*WHAT TO WORK ON*:
Everything in the records below is to be reproduced exactly, apart from the images.

Content starts

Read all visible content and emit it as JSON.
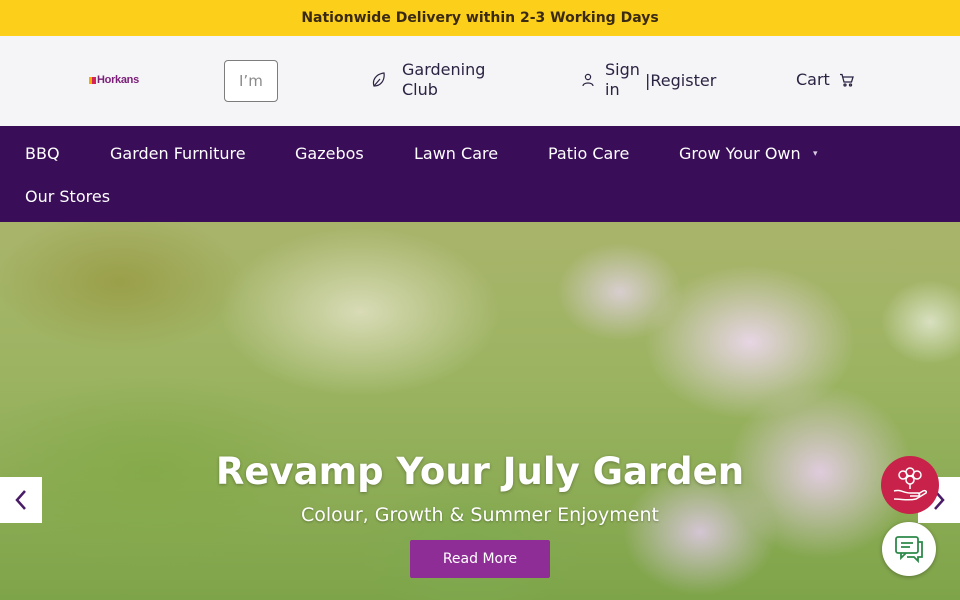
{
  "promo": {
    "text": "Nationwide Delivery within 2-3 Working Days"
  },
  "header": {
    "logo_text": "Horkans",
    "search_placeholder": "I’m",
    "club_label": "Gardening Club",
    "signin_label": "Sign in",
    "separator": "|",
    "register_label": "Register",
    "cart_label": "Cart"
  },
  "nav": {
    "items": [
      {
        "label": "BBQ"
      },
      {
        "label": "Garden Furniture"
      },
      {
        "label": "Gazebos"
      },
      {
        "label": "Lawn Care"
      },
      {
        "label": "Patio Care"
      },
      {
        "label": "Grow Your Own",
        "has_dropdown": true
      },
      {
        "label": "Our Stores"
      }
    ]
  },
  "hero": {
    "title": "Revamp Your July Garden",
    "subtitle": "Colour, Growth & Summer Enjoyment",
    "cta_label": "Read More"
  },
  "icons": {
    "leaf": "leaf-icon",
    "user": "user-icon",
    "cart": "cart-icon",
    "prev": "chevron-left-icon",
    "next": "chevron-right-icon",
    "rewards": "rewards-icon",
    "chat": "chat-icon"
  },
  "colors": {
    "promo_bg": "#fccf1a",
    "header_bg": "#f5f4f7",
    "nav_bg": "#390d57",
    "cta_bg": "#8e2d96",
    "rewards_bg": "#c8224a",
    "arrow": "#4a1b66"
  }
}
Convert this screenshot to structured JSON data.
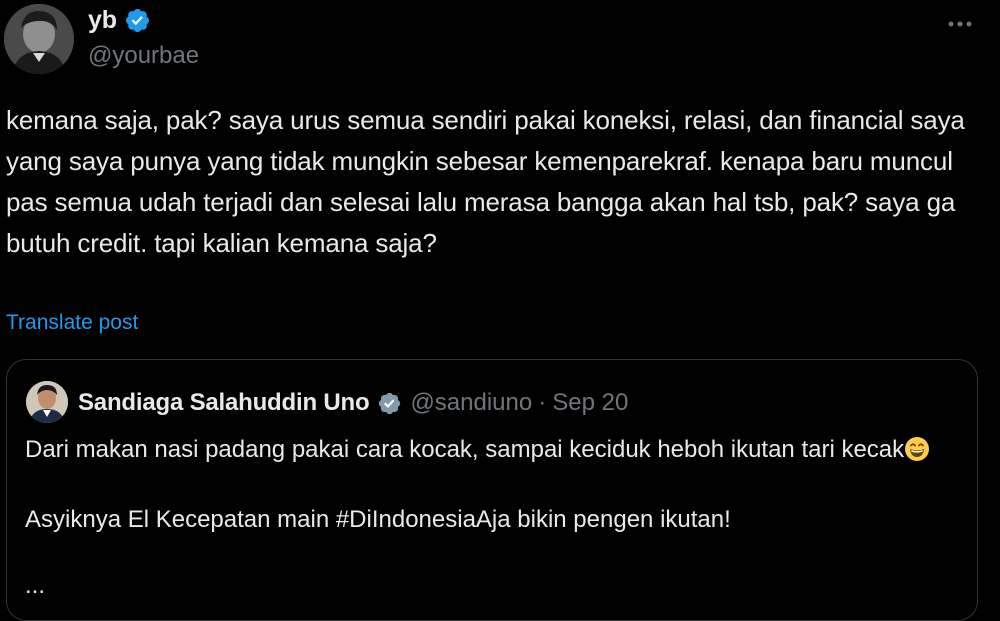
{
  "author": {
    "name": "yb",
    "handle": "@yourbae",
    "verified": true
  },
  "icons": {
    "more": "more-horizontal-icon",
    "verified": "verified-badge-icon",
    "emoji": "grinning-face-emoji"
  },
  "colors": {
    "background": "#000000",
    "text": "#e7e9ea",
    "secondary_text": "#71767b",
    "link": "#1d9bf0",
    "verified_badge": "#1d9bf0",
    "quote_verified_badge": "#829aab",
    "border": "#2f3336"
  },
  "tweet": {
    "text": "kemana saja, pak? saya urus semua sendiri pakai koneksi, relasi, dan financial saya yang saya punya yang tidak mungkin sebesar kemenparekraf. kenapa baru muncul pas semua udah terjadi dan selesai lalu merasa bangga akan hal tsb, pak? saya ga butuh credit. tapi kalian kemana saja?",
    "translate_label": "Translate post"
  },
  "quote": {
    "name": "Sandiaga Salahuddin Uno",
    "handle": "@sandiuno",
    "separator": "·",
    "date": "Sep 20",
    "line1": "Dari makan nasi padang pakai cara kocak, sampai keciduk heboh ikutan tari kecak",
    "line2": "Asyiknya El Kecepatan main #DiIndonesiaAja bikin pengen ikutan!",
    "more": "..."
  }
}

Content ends

*TASK SOLUTION*:
Read all visible content and emit it as JSON.
{
  "promo": {
    "text": "Nationwide Delivery within 2-3 Working Days"
  },
  "header": {
    "logo_text": "Horkans",
    "search_placeholder": "I’m",
    "club_label": "Gardening Club",
    "signin_label": "Sign in",
    "separator": "|",
    "register_label": "Register",
    "cart_label": "Cart"
  },
  "nav": {
    "items": [
      {
        "label": "BBQ"
      },
      {
        "label": "Garden Furniture"
      },
      {
        "label": "Gazebos"
      },
      {
        "label": "Lawn Care"
      },
      {
        "label": "Patio Care"
      },
      {
        "label": "Grow Your Own",
        "has_dropdown": true
      },
      {
        "label": "Our Stores"
      }
    ]
  },
  "hero": {
    "title": "Revamp Your July Garden",
    "subtitle": "Colour, Growth & Summer Enjoyment",
    "cta_label": "Read More"
  },
  "icons": {
    "leaf": "leaf-icon",
    "user": "user-icon",
    "cart": "cart-icon",
    "prev": "chevron-left-icon",
    "next": "chevron-right-icon",
    "rewards": "rewards-icon",
    "chat": "chat-icon"
  },
  "colors": {
    "promo_bg": "#fccf1a",
    "header_bg": "#f5f4f7",
    "nav_bg": "#390d57",
    "cta_bg": "#8e2d96",
    "rewards_bg": "#c8224a",
    "arrow": "#4a1b66"
  }
}
Convert this screenshot to structured JSON data.
{
  "author": {
    "name": "yb",
    "handle": "@yourbae",
    "verified": true
  },
  "icons": {
    "more": "more-horizontal-icon",
    "verified": "verified-badge-icon",
    "emoji": "grinning-face-emoji"
  },
  "colors": {
    "background": "#000000",
    "text": "#e7e9ea",
    "secondary_text": "#71767b",
    "link": "#1d9bf0",
    "verified_badge": "#1d9bf0",
    "quote_verified_badge": "#829aab",
    "border": "#2f3336"
  },
  "tweet": {
    "text": "kemana saja, pak? saya urus semua sendiri pakai koneksi, relasi, dan financial saya yang saya punya yang tidak mungkin sebesar kemenparekraf. kenapa baru muncul pas semua udah terjadi dan selesai lalu merasa bangga akan hal tsb, pak? saya ga butuh credit. tapi kalian kemana saja?",
    "translate_label": "Translate post"
  },
  "quote": {
    "name": "Sandiaga Salahuddin Uno",
    "handle": "@sandiuno",
    "separator": "·",
    "date": "Sep 20",
    "line1": "Dari makan nasi padang pakai cara kocak, sampai keciduk heboh ikutan tari kecak",
    "line2": "Asyiknya El Kecepatan main #DiIndonesiaAja bikin pengen ikutan!",
    "more": "..."
  }
}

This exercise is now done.